> _Problem description_: Copy all records verbatim.

[Web page and app entries]

==========

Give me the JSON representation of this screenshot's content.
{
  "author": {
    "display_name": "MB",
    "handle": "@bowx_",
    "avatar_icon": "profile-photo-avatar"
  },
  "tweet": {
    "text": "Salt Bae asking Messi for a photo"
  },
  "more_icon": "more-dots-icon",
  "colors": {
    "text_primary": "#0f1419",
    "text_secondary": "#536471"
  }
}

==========

> _Reply to the exercise_:
Give me the JSON representation of this screenshot's content.
{
  "author": {
    "display_name": "MB",
    "handle": "@bowx_",
    "avatar_icon": "profile-photo-avatar"
  },
  "tweet": {
    "text": "Salt Bae asking Messi for a photo"
  },
  "more_icon": "more-dots-icon",
  "colors": {
    "text_primary": "#0f1419",
    "text_secondary": "#536471"
  }
}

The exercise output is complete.